Relaxed and confident, a U.S. lawyer held court with his allies in a conference room in Quito, Ecuador. He laid out his plan to form a “private army” to “watch over the court” overseeing a multi-billion-dollar Ecuadorian lawsuit against Chevron Corporation. When one of those present raised concerns about a documentary filmmaker’s camera crew recording this conversation — saying, “it’s illegal to conspire to break the law” — the lawyer brushed off the concern, relying on his conclusion that they “don’t have the power of subpoena in Ecuador.” And the video of this conversation remained secret for years, along with even more incriminating footage. But in July 2010, a U.S. federal court ordered production of over 600 hours of the filmmaker’s video to Chevron, and, in the words of a U.S. federal judge, it “sent shockwaves through the nation’s legal communities, primarily because the footage shows, with unflattering frankness, inappropriate, unethical and perhaps illegal conduct.” The footage, and other document and computer hard drive productions ordered by U.S. courts, would ultimately lead to Chevron’s successful racketeering case against U.S. lawyer Steven Donziger and others.

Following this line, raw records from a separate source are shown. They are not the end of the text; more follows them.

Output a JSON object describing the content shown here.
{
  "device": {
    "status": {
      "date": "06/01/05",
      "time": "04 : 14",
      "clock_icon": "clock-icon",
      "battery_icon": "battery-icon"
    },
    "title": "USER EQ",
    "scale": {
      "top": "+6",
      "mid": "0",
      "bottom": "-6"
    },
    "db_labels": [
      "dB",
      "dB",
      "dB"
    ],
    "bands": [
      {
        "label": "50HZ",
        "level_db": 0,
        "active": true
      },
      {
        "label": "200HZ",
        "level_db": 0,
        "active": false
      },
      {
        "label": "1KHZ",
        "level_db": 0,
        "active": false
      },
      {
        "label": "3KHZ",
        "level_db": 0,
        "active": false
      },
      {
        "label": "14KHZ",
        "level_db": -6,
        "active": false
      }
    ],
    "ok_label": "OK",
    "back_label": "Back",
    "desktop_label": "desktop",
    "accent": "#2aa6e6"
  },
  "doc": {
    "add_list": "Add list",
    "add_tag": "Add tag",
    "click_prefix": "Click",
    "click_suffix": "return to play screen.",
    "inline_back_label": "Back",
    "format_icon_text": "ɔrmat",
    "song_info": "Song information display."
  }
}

Donziger was correct that Ecuador — like many foreign jurisdictions — does not provide private litigants with subpoena power. So how did Chevron obtain this incriminating footage? Chevron relied on a powerful discovery device, 28 U.S.C. § 1782, which authorizes U.S. courts to order discovery “for use in” foreign proceedings. It puts the power, and the risks, of U.S.-style civil discovery in the hands of litigants abroad.